JERRY LAMPEN/REUTERS

The sale process for ING Bank Canada has already kicked into high gear, and rival Canadian banks are heavily interested in scooping up their online-focused competitor.

For potential bidders, not only is it rare to see a Canadian rival on the market, but ING's operations here are remarkably safe, according to someone familiar with the sale process. The mortgages on ING's books are insured by Canada Mortgage and Housing Corporation, and its deposits are easy to understand.

But that doesn't mean the business is risk-free as an acquisition target. ING marketed itself over the past decade as an alternative to the Big Six's high retail banking fees, and tried to brand itself as the best independent alternative. If the sale goes through, customers who flocked to ING for these very reasons may not put up with higher fees.

Story continues below advertisement

Yet given the level of interest from rival banks, that doesn't appear to be a major concern. Plus, it is common to see the purchase price in financial institution acquisitions to be adjusted after the deal closes if many clients flee.

A final announcement on the sale is expected to come in the fall, according to a person familiar with the process, and the deal could close by year end if everything goes according to plan.

To value ING's Canadian operations, bidders are looking to the sale of ING's U.S. online banking business to Capital One Financial Corp. for about $9-billion last year. However, that deal isn't completely comparable. At the time of the deal U.S. mortgages were in much rougher shape and Capital One wrote down the value of the mortgages by 4 per cent because it expected future delinquencies. But it's a good starting point.

JP Morgan has been hired as the banker for ING Bank Canada.

Report an error Editorial code of conduct
Tickers mentioned in this story
Unchecking box will stop auto data updates
Due to technical reasons, we have temporarily removed commenting from our articles. We hope to have this fixed soon. Thank you for your patience. If you are looking to give feedback on our new site, please send it along to feedback@globeandmail.com. If you want to write a letter to the editor, please forward to letters@globeandmail.com.

Welcome to The Globe and Mail’s comment community. This is a space where subscribers can engage with each other and Globe staff. Non-subscribers can read and sort comments but will not be able to engage with them in any way. Click here to subscribe.

If you would like to write a letter to the editor, please forward it to letters@globeandmail.com. Readers can also interact with The Globe on Facebook and Twitter .
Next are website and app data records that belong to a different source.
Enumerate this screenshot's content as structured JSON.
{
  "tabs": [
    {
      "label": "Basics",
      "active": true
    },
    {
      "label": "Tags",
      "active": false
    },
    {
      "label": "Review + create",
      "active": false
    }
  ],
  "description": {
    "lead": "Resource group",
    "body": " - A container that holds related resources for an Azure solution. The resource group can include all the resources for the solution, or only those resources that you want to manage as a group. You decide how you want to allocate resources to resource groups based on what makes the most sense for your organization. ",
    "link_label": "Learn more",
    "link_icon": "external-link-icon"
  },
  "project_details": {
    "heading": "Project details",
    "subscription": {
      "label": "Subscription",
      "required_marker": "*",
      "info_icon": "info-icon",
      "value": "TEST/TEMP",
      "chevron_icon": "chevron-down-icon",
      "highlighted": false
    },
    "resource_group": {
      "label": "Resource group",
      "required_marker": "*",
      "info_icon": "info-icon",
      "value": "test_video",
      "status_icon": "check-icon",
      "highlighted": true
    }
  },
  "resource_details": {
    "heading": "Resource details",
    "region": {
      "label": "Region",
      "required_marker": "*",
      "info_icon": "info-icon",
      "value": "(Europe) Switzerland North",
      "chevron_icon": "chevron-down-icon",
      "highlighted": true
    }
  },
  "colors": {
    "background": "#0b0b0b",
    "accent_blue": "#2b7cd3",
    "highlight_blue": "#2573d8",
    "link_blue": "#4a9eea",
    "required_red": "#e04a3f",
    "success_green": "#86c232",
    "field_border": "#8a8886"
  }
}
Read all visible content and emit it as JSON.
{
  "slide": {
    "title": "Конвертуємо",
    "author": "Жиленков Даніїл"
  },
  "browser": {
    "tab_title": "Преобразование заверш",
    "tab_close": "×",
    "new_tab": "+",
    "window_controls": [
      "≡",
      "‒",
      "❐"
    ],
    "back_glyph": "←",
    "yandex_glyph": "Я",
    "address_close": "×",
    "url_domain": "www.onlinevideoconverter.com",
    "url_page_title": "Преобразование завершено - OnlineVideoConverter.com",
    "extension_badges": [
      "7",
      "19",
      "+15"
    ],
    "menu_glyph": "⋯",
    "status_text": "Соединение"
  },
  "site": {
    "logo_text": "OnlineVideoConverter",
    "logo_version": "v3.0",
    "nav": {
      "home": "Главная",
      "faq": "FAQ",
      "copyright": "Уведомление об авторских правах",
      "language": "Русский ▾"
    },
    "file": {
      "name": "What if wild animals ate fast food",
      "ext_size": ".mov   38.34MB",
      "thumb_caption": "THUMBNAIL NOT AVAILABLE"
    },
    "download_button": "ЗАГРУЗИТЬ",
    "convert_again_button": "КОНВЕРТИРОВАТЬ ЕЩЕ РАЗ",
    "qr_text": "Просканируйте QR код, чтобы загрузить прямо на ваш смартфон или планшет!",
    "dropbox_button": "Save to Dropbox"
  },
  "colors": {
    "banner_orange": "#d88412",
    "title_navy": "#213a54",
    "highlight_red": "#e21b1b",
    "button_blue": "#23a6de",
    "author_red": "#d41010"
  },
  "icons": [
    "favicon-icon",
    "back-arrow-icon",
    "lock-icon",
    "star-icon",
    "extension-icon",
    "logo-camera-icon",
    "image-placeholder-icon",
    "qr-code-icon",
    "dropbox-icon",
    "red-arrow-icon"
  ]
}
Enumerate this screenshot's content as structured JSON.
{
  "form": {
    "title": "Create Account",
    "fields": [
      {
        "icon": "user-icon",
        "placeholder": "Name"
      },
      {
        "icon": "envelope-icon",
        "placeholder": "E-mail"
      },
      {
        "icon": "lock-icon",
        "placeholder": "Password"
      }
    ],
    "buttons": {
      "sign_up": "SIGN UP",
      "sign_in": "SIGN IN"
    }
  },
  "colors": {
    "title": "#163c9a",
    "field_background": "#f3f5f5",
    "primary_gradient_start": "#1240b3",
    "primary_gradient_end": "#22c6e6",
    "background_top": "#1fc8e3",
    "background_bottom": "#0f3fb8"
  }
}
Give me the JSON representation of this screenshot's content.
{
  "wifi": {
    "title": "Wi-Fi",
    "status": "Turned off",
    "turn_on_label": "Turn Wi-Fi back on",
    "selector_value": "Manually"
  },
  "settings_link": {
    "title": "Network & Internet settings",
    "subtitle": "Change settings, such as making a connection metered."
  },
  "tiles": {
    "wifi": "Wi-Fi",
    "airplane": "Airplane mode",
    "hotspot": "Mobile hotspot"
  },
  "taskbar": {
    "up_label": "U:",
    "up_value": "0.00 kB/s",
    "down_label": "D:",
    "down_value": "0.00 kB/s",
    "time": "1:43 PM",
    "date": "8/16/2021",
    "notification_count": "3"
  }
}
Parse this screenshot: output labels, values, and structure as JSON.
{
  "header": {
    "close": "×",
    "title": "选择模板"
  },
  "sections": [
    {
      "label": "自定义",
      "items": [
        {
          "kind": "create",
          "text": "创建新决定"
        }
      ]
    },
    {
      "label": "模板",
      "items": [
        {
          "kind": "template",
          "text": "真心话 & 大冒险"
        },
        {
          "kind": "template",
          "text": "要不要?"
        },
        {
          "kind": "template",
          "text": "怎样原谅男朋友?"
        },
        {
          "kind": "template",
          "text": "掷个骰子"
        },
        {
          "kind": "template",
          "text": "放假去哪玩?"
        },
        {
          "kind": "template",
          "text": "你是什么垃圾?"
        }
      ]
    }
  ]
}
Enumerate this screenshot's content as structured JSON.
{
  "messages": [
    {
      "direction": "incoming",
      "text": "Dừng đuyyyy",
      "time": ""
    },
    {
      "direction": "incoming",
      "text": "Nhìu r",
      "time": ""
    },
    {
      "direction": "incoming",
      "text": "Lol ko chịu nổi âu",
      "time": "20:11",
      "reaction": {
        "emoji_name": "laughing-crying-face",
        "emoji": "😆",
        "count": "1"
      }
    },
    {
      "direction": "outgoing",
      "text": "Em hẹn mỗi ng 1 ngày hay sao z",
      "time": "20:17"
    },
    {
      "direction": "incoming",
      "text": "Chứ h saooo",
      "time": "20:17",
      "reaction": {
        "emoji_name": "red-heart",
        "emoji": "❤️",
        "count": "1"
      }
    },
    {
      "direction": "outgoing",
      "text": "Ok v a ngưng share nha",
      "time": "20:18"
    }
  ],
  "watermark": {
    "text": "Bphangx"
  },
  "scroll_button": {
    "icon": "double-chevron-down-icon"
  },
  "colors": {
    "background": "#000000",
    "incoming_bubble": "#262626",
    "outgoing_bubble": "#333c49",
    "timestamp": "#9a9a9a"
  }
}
Welcome to The Globe and Mail’s comment community. This is a space where subscribers can engage with each other and Globe staff. Non-subscribers can read and sort comments but will not be able to engage with them in any way. Click here to subscribe.

If you would like to write a letter to the editor, please forward it to letters@globeandmail.com. Readers can also interact with The Globe on Facebook and Twitter .

Welcome to The Globe and Mail’s comment community. This is a space where subscribers can engage with each other and Globe staff.

We aim to create a safe and valuable space for discussion and debate. That means:

  • Treat others as you wish to be treated
  • Criticize ideas, not people
  • Stay on topic
  • Avoid the use of toxic and offensive language
  • Flag bad behaviour

Comments that violate our community guidelines will be removed.

Read our community guidelines here

Discussion loading ...

Cannabis pro newsletter